CRIMINALS have been granted access to laptop computers in Scottish prison cells.
Inmates are restricted to using the devices to prepare legal documents and prison bosses insist they cannot access the internet.
But critics fear the system could be hacked to “orchestrate crimes.”
A ban on laptops was lifted earlier this year for one inmate, sparking fears that the precedent could lead to others claiming laptops are a human right.
Tory MSP Bill Aitken said: “I can see absolutely no justification for this and I’m disturbed that it’s thought appropriate.
“There is every likelihood the authorities will be forced to give prisoners blanket access to computers as a consequence.”
Many cells in Scotland already come equipped with televisions, stereos, DVD players and games consoles.

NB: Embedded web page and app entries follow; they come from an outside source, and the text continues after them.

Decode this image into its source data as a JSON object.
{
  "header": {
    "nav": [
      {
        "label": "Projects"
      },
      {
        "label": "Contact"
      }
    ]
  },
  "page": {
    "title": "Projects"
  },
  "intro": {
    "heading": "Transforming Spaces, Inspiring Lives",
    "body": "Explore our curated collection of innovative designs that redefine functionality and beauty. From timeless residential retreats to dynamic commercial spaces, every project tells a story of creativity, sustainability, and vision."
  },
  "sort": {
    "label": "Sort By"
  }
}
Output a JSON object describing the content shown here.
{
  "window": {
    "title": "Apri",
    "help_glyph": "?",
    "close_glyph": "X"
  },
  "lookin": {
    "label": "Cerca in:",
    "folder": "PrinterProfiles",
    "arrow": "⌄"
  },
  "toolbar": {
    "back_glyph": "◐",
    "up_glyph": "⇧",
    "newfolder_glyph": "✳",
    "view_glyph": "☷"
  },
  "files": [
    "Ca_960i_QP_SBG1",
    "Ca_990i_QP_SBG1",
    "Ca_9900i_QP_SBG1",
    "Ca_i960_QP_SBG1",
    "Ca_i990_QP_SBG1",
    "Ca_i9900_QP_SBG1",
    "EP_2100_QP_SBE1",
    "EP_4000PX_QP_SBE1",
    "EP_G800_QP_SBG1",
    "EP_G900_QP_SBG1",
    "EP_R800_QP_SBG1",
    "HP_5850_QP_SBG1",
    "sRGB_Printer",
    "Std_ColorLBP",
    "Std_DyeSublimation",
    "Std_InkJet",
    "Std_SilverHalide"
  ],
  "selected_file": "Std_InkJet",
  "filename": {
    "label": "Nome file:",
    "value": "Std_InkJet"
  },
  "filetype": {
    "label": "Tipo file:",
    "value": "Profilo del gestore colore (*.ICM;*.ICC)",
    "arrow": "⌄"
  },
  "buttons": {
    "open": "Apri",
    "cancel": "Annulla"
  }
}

And a laptop ban has been relaxed to let one unnamed prisoner prepare legal material for an appeal to get out of jail.
He is based in the open estate but prison bosses refused to name him.
The move was criticised as “a step too far” by Margaret Wilson, founder of campaign group Justice for Victims.
She told weekend reports: “This will be open to frightening levels of abuse.
“What’s to stop prisoners re-modifying the computer and connecting to the internet through a mobile they have smuggled in.
“They could orchestrate crimes from their cells or even draw up escape plans.
“It’s a step too far and must be stopped.”
But prison chiefs may become powerless to preventing other prisoners from demanding laptop computers according to one lawyer.
Human rights legislation could be applied to a claim for a computer according to Cameron Fyfe, one of Scotland’s top human rights lawyers.
He said: “Prisoners could claim that being deprived of a laptop is discrimination under the European Convention of Human Rights.
“But they’d also have to prove there had been a second breach of the Act linked to this claim.
“In general terms they may say they are being discriminated against in comparison to the prisoner who is being allowed a laptop and potentially link that to the right to an education or to defend oneself in court.”
The Scottish Prison Service said: “Prisoners must convince their governor they need the computer to prepare their legal case.
“They are only granted access for two days at a time and the laptop is doctored so it does not have any external links.”